The Union Shop, hosted by the AFL-CIO, is your source for union-made-in the USA gear and gifts. Whether it’s a “Rosie the Riveter” t-shirt for her, or an “I’m a Little Wobbly” shirt for your little rabblerouser-to-be, you’ll find lots of fun union-related gear here. The Union Shop has links to other union online stores, so you can support whatever union is nearest and dearest to your heart (including our friends at the United Steelworkers — their associate membership program would also be a great gift).
You can also stock up on your anti-Wal-Mart products here, as it should go without saying that you want to avoid at all costs shopping at this mega-retailer over the holidays. (See Wal-Mart: Bad for Workers, Bad for America.) (For those of you who return over the holidays to rural areas where Wal-Mart reigns supreme, this time of year presents a great opportunity for you to educate your friends and family about how Wal-Mart hurts American workers.) If you’re interested in labor books, check out labor’s bookstore, Union Communication Services.
It’s also the time of year when many worthwhile charities make their annual fundraising pitches, and Workplace Fairness is no exception.

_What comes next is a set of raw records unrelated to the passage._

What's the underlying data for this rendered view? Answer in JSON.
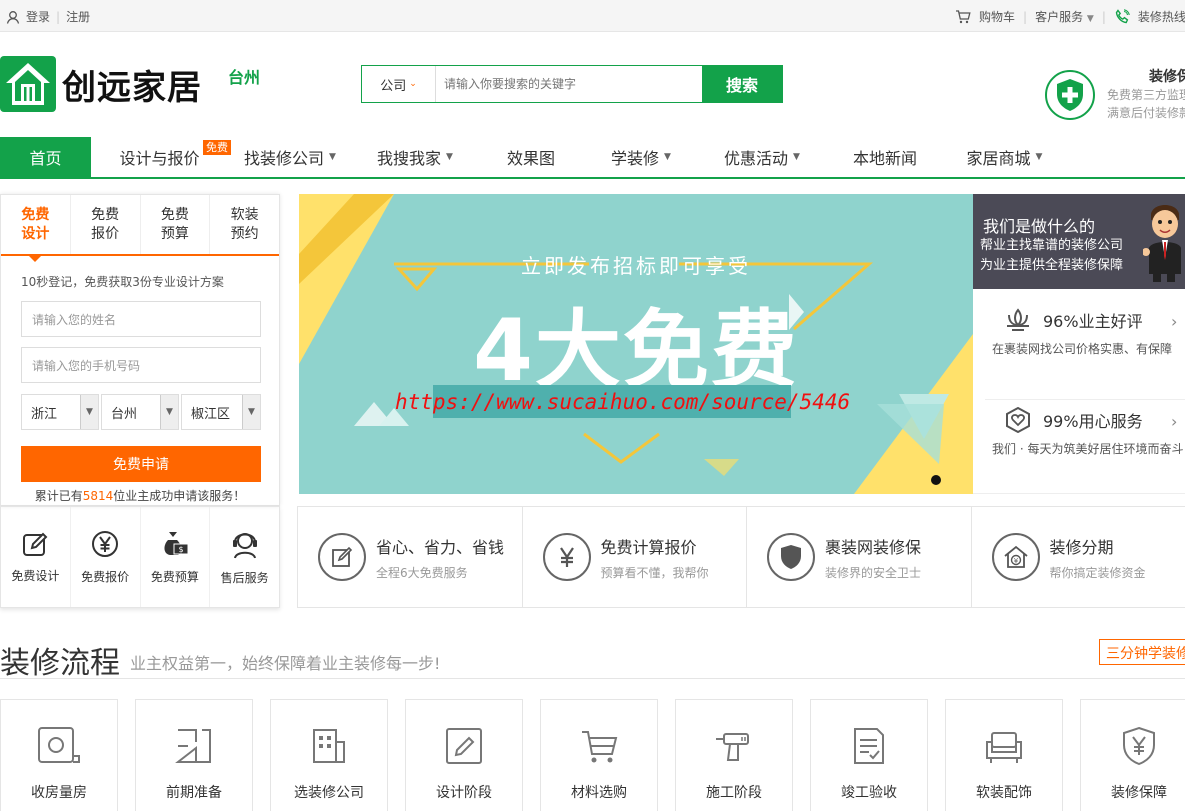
{
  "topbar": {
    "login": "登录",
    "register": "注册",
    "cart": "购物车",
    "service": "客户服务",
    "hotline": "装修热线:"
  },
  "header": {
    "logo_text": "创远家居",
    "city": "台州",
    "search_type": "公司",
    "search_placeholder": "请输入你要搜索的关键字",
    "search_button": "搜索",
    "guard_title": "装修保",
    "guard_line1": "免费第三方监理",
    "guard_line2": "满意后付装修款"
  },
  "nav": [
    {
      "label": "首页",
      "active": true
    },
    {
      "label": "设计与报价",
      "badge": "免费"
    },
    {
      "label": "找装修公司",
      "dropdown": true
    },
    {
      "label": "我搜我家",
      "dropdown": true
    },
    {
      "label": "效果图"
    },
    {
      "label": "学装修",
      "dropdown": true
    },
    {
      "label": "优惠活动",
      "dropdown": true
    },
    {
      "label": "本地新闻"
    },
    {
      "label": "家居商城",
      "dropdown": true
    }
  ],
  "form": {
    "tabs": [
      {
        "l1": "免费",
        "l2": "设计"
      },
      {
        "l1": "免费",
        "l2": "报价"
      },
      {
        "l1": "免费",
        "l2": "预算"
      },
      {
        "l1": "软装",
        "l2": "预约"
      }
    ],
    "note": "10秒登记，免费获取3份专业设计方案",
    "name_placeholder": "请输入您的姓名",
    "phone_placeholder": "请输入您的手机号码",
    "province": "浙江",
    "city": "台州",
    "district": "椒江区",
    "submit": "免费申请",
    "count_pre": "累计已有",
    "count": "5814",
    "count_post": "位业主成功申请该服务！"
  },
  "service_icons": [
    {
      "label": "免费设计",
      "icon": "edit-icon"
    },
    {
      "label": "免费报价",
      "icon": "yen-icon"
    },
    {
      "label": "免费预算",
      "icon": "moneybag-icon"
    },
    {
      "label": "售后服务",
      "icon": "headset-icon"
    }
  ],
  "banner": {
    "subtitle": "立即发布招标即可享受",
    "title": "4大免费",
    "watermark": "https://www.sucaihuo.com/source/5446"
  },
  "right_panel": {
    "title": "我们是做什么的",
    "line1": "帮业主找靠谱的装修公司",
    "line2": "为业主提供全程装修保障",
    "items": [
      {
        "title": "96%业主好评",
        "desc": "在裹装网找公司价格实惠、有保障"
      },
      {
        "title": "99%用心服务",
        "desc": "我们 · 每天为筑美好居住环境而奋斗"
      }
    ]
  },
  "features": [
    {
      "title": "省心、省力、省钱",
      "desc": "全程6大免费服务",
      "icon": "edit-icon"
    },
    {
      "title": "免费计算报价",
      "desc": "预算看不懂，我帮你",
      "icon": "yen-icon"
    },
    {
      "title": "裹装网装修保",
      "desc": "装修界的安全卫士",
      "icon": "shield-icon"
    },
    {
      "title": "装修分期",
      "desc": "帮你搞定装修资金",
      "icon": "house-yen-icon"
    }
  ],
  "process": {
    "title": "装修流程",
    "subtitle": "业主权益第一，始终保障着业主装修每一步!",
    "link": "三分钟学装修",
    "steps": [
      "收房量房",
      "前期准备",
      "选装修公司",
      "设计阶段",
      "材料选购",
      "施工阶段",
      "竣工验收",
      "软装配饰",
      "装修保障"
    ]
  }
}
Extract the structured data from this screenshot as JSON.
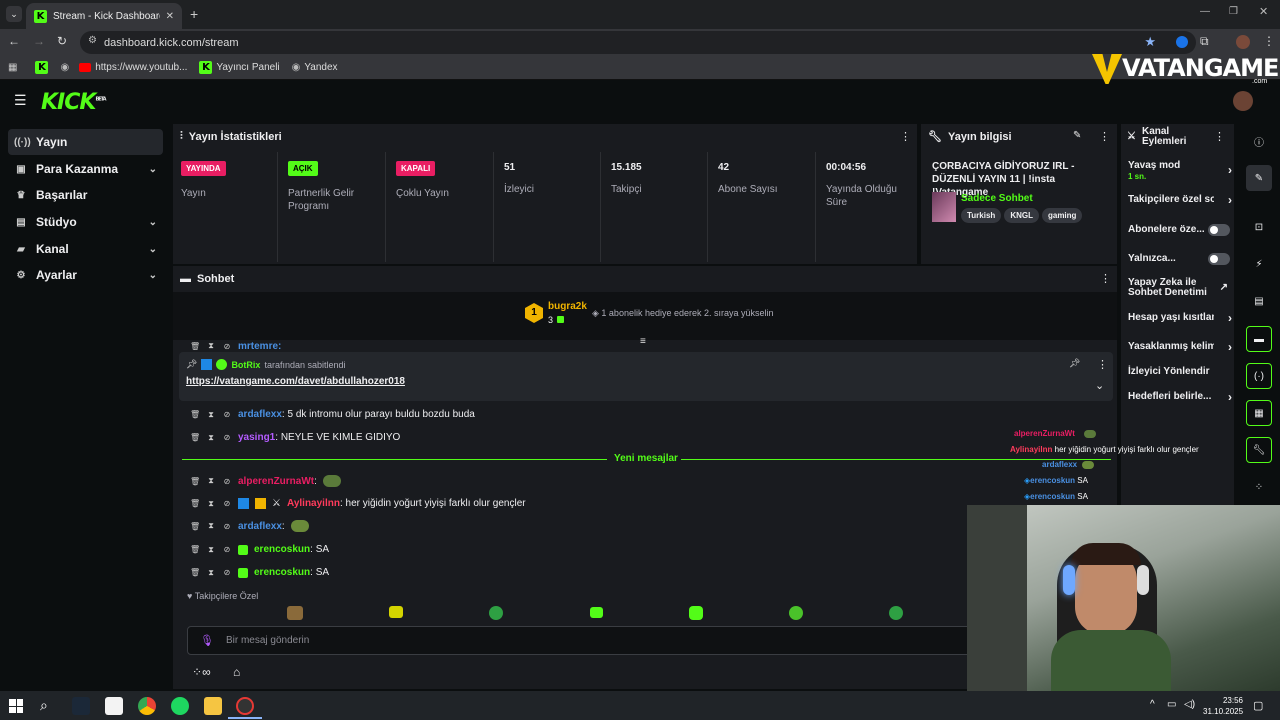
{
  "browser": {
    "tab_title": "Stream - Kick Dashboard",
    "url": "dashboard.kick.com/stream",
    "bookmarks": [
      "https://www.youtub...",
      "Yayıncı Paneli",
      "Yandex"
    ]
  },
  "app": {
    "logo": "KICK",
    "logo_sup": "BETA"
  },
  "watermark": {
    "text": "VATANGAME",
    "suffix": ".com"
  },
  "sidebar": {
    "items": [
      {
        "label": "Yayın",
        "icon": "broadcast-icon"
      },
      {
        "label": "Para Kazanma",
        "icon": "money-icon"
      },
      {
        "label": "Başarılar",
        "icon": "trophy-icon"
      },
      {
        "label": "Stüdyo",
        "icon": "studio-icon"
      },
      {
        "label": "Kanal",
        "icon": "channel-icon"
      },
      {
        "label": "Ayarlar",
        "icon": "settings-icon"
      }
    ]
  },
  "stats": {
    "title": "Yayın İstatistikleri",
    "columns": [
      {
        "badge": "YAYINDA",
        "label": "Yayın",
        "badge_color": "#e91e63"
      },
      {
        "badge": "AÇIK",
        "label": "Partnerlik Gelir Programı",
        "badge_color": "#53fc18"
      },
      {
        "badge": "KAPALI",
        "label": "Çoklu Yayın",
        "badge_color": "#e91e63"
      },
      {
        "value": "51",
        "label": "İzleyici"
      },
      {
        "value": "15.185",
        "label": "Takipçi"
      },
      {
        "value": "42",
        "label": "Abone Sayısı"
      },
      {
        "value": "00:04:56",
        "label": "Yayında Olduğu Süre"
      }
    ]
  },
  "stream_info": {
    "title": "Yayın bilgisi",
    "stream_title": "ÇORBACIYA GİDİYORUZ IRL - DÜZENLİ YAYIN 11 | !insta !Vatangame",
    "category": "Sadece Sohbet",
    "tags": [
      "Turkish",
      "KNGL",
      "gaming"
    ]
  },
  "channel_actions": {
    "title": "Kanal Eylemleri",
    "items": [
      {
        "label": "Yavaş mod",
        "sub": "1 sn.",
        "control": "chevron"
      },
      {
        "label": "Takipçilere özel so",
        "control": "chevron"
      },
      {
        "label": "Abonelere öze...",
        "control": "toggle"
      },
      {
        "label": "Yalnızca...",
        "control": "toggle"
      },
      {
        "label": "Yapay Zeka ile Sohbet Denetimi",
        "control": "external"
      },
      {
        "label": "Hesap yaşı kısıtlan",
        "control": "chevron"
      },
      {
        "label": "Yasaklanmış kelim",
        "control": "chevron"
      },
      {
        "label": "İzleyici Yönlendir",
        "control": "none"
      },
      {
        "label": "Hedefleri belirle...",
        "control": "chevron"
      }
    ]
  },
  "chat": {
    "title": "Sohbet",
    "leader": {
      "rank": "1",
      "name": "bugra2k",
      "count": "3",
      "hint": "1 abonelik hediye ederek 2. sıraya yükselin"
    },
    "partial_user": "mrtemre:",
    "pinned": {
      "by": "BotRix",
      "by_suffix": "tarafından sabitlendi",
      "link": "https://vatangame.com/davet/abdullahozer018"
    },
    "new_messages": "Yeni mesajlar",
    "messages": [
      {
        "user": "ardaflexx",
        "color": "#4a90e2",
        "text": "5 dk intromu olur parayı buldu bozdu buda"
      },
      {
        "user": "yasing1",
        "color": "#b45cff",
        "text": "NEYLE VE KIMLE GIDIYO"
      },
      {
        "user": "alperenZurnaWt",
        "color": "#e91e63",
        "text": ""
      },
      {
        "user": "Aylinayilnn",
        "color": "#ff3b5c",
        "text": "her yiğidin yoğurt yiyişi farklı olur gençler"
      },
      {
        "user": "ardaflexx",
        "color": "#4a90e2",
        "text": ""
      },
      {
        "user": "erencoskun",
        "color": "#53fc18",
        "text": "SA"
      },
      {
        "user": "erencoskun",
        "color": "#53fc18",
        "text": "SA"
      }
    ],
    "followers_only": "Takipçilere Özel",
    "input_placeholder": "Bir mesaj gönderin",
    "infinity": "∞"
  },
  "overlay_chat": [
    {
      "user": "alperenZurnaWt",
      "text": ""
    },
    {
      "user": "Aylinayilnn",
      "text": "her yiğidin yoğurt yiyişi farklı olur gençler"
    },
    {
      "user": "ardaflexx",
      "text": ""
    },
    {
      "user": "erencoskun",
      "text": "SA"
    },
    {
      "user": "erencoskun",
      "text": "SA"
    }
  ],
  "taskbar": {
    "time": "23:56",
    "date": "31.10.2025"
  }
}
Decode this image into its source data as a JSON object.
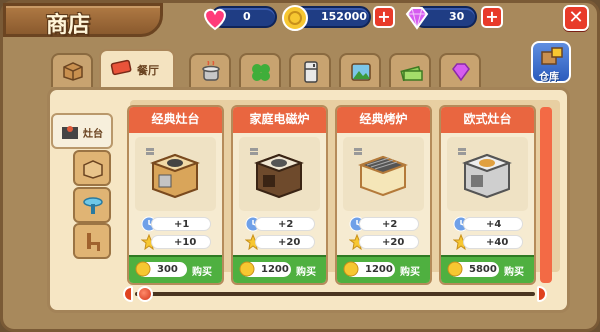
{
  "title": "商店",
  "currencies": {
    "hearts": {
      "value": "0",
      "icon": "heart-icon"
    },
    "coins": {
      "value": "152000",
      "icon": "coin-icon"
    },
    "gems": {
      "value": "30",
      "icon": "gem-icon"
    }
  },
  "tabs": [
    {
      "name": "box",
      "label": ""
    },
    {
      "name": "restaurant",
      "label": "餐厅"
    },
    {
      "name": "pot",
      "label": ""
    },
    {
      "name": "clover",
      "label": ""
    },
    {
      "name": "fridge",
      "label": ""
    },
    {
      "name": "landscape",
      "label": ""
    },
    {
      "name": "money",
      "label": ""
    },
    {
      "name": "diamond",
      "label": ""
    }
  ],
  "warehouse_label": "仓库",
  "sidebar": [
    {
      "name": "stove",
      "label": "灶台"
    },
    {
      "name": "cabinet",
      "label": ""
    },
    {
      "name": "table",
      "label": ""
    },
    {
      "name": "chair",
      "label": ""
    }
  ],
  "items": [
    {
      "name": "经典灶台",
      "stat1": "+1",
      "stat2": "+10",
      "price": "300",
      "buy": "购买"
    },
    {
      "name": "家庭电磁炉",
      "stat1": "+2",
      "stat2": "+20",
      "price": "1200",
      "buy": "购买"
    },
    {
      "name": "经典烤炉",
      "stat1": "+2",
      "stat2": "+20",
      "price": "1200",
      "buy": "购买"
    },
    {
      "name": "欧式灶台",
      "stat1": "+4",
      "stat2": "+40",
      "price": "5800",
      "buy": "购买"
    }
  ],
  "colors": {
    "accent": "#e96640",
    "buy": "#4fb040",
    "currency_bar": "#1f3d84"
  }
}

If over the past year, you’ve derived some benefit from our daily and weekly e-newsletters, our premiere website for workers, or this blog, Today’s Workplace, or you support our work to restore a sense of fairness to working people everywhere, then your contribution to our continued growth and success would be very much appreciated. If you’re involved in litigation, either as an attorney or plaintiff, please join our 1% for Justice program, where your success helps us build a better climate for employee rights advocacy as well as a better future for working people. In the next year, with your support, we will:
- complete the 2nd generation of our website;
- use our acclaimed website technology to mobilize workers everywhere;
- translate our website into Spanish and other languages to serve millions more workers who need help; and
- leverage our alliances with like-minded organizations to further advance the rights of employees everywhere.
Thanks for your continued support, and happy shopping, everyone!